Kentucky Politics

Calling it a “work in progress,” Kentucky lawmakers are still considering a bill that would limit a governor’s power to appoint a state transportation secretary.

The bill is sponsored by a Republican leader of the state Senate and would require Democratic Gov. Andy Beshear to pick a transportation secretary out of a list generated by a board comprised of members selected by influential lobbying groups.

The Senate would have final authority to confirm or reject the governor’s pick.

Sen. Jimmy Higdon, a Republican from Lebanon, said the bill would make the Transportation Cabinet transparent and accountable.

“Contrary to some reports, this bill does not strip the governor of the power to appoint the secretary. The governor would still appoint the secretary but would be limited to considering candidates recommended by the board,” Higdon said.

The bill would make the transportation secretary Kentucky’s only cabinet secretary that requires confirmation from the legislature.

Members of the newly created Transportation Board would be selected by the Kentucky Association of Counties, the Kentucky League of Cities and the Kentucky Chamber of Commerce.

Under the bill, the board would give the governor a list of three potential candidates. Higdon pointed out that if the governor doesn’t like any of the candidates on the list, he could reject it and get a new list of three names.

The board would also be in charge of prioritizing which projects end up in the state’s two-year road budget and six-year road plan.

Higdon said that the bill was not filed to target the state’s new governor.

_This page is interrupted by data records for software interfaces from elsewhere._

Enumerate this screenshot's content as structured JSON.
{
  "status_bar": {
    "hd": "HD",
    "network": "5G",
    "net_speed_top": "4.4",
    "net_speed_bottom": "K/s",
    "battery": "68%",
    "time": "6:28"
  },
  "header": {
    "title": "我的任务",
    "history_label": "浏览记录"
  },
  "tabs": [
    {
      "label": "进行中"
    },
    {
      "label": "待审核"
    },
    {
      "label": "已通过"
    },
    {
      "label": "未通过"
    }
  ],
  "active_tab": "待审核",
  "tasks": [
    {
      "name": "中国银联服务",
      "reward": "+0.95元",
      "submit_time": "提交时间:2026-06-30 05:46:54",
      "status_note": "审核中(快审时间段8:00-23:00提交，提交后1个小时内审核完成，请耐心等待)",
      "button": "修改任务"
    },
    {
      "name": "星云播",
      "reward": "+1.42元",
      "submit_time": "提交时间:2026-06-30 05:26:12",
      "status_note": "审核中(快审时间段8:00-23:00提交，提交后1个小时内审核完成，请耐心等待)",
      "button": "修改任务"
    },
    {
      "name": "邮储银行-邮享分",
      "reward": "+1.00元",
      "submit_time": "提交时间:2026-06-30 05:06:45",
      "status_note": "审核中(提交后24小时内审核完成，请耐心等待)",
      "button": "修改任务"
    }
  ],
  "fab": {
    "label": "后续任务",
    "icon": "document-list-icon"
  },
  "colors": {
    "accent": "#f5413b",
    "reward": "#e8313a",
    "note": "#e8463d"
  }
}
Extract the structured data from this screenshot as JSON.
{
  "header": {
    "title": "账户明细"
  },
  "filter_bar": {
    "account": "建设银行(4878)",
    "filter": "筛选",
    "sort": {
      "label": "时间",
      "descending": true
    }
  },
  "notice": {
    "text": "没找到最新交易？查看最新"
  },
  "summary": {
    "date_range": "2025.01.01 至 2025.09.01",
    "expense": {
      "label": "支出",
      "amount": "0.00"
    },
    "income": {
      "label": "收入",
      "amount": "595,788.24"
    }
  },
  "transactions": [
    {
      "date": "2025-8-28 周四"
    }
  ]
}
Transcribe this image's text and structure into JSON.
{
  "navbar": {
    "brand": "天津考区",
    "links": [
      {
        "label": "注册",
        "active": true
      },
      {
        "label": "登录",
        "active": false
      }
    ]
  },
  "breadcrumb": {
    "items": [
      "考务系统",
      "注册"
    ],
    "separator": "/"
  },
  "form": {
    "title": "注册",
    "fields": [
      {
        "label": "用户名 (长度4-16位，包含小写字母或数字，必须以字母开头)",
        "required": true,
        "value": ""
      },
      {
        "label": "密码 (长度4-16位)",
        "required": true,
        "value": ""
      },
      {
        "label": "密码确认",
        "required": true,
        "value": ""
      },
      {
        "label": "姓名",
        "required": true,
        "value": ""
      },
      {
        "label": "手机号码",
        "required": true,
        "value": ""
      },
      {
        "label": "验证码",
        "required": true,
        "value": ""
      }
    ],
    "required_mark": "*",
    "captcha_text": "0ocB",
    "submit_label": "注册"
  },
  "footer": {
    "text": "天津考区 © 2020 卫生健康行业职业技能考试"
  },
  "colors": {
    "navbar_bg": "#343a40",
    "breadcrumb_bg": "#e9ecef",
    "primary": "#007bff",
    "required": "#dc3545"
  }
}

“We filed it on Election Day,” Higdon said. “We had no idea, I think most people understood it was the flip of a coin on Election Day who was going to win. So this is not directed at any particular person.”

The bill was heard in the Senate’s Transportation Committee on Wednesday but did not receive a vote.

Higdon said that “nothing in this bill is etched in stone.”

Kentucky’s current transportation secretary is Jim Gray, former mayor of Lexington and a former chairman of Gray Construction.

Gov. Beshear has downplayed the significance of the bill. During a news conference last month he said the proposal was the result of last year’s bitter election.

“Maybe some of the impetus that led to that bill slowly fade away. But it’s really early,” Beshear said.

Ryland Barton is the Capitol bureau chief for Kentucky Public Radio.